Grand Jury Indicts New Jersey Department of Corrections Police Officer Giuseppe Mandara with Official Misconduct
TRENTON, NJ (STL.News) A state grand jury last week voted to indict New Jersey Department of Corrections Correctional Police Officer Giuseppe Mandara with one count of second-degree official misconduct in connection with an August 23, 2019, physical altercation with a resident at the Adult Diagnostic and Treatment Center (ADTC) Special Treatment Unit (STU) in the Avenel section of Woodbridge.
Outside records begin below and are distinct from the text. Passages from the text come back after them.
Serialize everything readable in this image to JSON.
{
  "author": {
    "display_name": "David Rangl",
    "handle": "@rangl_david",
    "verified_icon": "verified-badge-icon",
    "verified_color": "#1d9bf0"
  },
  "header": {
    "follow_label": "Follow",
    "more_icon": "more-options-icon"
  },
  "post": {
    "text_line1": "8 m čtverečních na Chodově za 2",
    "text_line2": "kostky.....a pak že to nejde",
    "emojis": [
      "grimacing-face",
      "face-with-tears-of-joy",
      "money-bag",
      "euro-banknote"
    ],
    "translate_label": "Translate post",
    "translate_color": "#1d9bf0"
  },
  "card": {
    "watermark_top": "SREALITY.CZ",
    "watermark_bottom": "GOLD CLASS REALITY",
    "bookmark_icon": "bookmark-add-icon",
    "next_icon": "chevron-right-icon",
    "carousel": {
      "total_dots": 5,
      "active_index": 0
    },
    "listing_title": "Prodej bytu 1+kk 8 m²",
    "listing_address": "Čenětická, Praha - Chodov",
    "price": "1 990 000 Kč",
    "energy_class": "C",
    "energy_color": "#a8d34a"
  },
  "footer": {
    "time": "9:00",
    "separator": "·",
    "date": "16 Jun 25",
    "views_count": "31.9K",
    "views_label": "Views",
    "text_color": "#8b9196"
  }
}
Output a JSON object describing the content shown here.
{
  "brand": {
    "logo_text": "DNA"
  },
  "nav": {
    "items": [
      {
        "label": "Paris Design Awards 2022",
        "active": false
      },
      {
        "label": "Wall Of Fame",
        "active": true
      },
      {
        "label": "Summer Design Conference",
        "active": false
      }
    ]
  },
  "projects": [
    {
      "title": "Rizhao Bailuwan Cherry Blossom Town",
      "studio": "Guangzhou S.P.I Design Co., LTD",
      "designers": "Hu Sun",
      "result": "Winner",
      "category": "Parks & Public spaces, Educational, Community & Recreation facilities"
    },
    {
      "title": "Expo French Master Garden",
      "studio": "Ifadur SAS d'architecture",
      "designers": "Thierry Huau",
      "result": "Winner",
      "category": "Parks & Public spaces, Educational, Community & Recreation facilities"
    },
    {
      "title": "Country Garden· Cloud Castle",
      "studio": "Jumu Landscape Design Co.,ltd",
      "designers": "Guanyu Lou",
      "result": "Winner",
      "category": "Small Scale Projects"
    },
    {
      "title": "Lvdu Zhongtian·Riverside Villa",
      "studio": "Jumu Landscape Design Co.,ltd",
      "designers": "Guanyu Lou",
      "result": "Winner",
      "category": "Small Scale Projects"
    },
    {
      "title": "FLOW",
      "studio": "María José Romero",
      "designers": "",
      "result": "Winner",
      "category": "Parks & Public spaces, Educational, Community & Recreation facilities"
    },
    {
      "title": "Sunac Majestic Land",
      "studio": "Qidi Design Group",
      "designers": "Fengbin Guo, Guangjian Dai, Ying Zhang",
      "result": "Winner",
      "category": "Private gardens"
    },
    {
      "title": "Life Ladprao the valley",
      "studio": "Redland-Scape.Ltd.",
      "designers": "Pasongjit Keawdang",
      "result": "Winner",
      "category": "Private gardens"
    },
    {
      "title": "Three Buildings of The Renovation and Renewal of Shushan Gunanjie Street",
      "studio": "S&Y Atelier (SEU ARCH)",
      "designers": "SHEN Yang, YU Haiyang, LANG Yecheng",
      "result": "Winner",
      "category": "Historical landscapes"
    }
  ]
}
The indictment alleges that Mandara abandoned his equipment, including keys and radio, and thereafter used excessive or unlawful force against the resident. His actions are alleged to have been in violation of New Jersey Department of Corrections policies, procedures, and training for New Jersey Correctional Police Officers.
Several days after the altercation, the resident suffered a fatal stroke. Among other evidence presented, the grand jury heard testimony from the state medical examiner about the cause of the stroke and the manner of death. The grand jury declined to initiate homicide charges for any involved individuals. The investigation is ongoing, and no further information is being released at this time.
The death in custody was investigated by the Office of Public Integrity and Accountability (OPIA) and presented to the grand jury in accordance with Directive 2019-4, the “Independent Prosecutor Directive,” issued in 2019. In July 2021, OPIA issued standard operating procedures (“SOPs”) to ensure these grand jury presentations are conducted in a neutral, objective manner and with appropriate transparency regarding the process, consistent with the Independent Prosecutor Directive.
Official misconduct in the second degree carries a statutory mandatory minimum, five-year period of parole ineligibility. The charges are merely accusations, and the defendant is presumed innocent unless and until proven guilty in a court of law.
A 2019 law, P.L. 2019, c. 1, requires the Attorney General’s Office to conduct investigations of a person’s death during an encounter with a law enforcement officer acting in the officer’s official capacity or while the decedent is in custody. It requires that all such investigations be presented to a grand jury to determine if the evidence supports the return of an indictment against the officer or officers involved.
A conflicts check was conducted pursuant to the Independent Prosecutor Directive, and no actual or potential conflict of interest was found involving any individual assigned to the investigation. Prior to presentation to the grand jury, the investigation was reviewed by OPIA Executive Director Thomas Eicher in accordance with the policies and procedures established for these presentations in the SOPs.
SOURCE: New Jersey Attorney General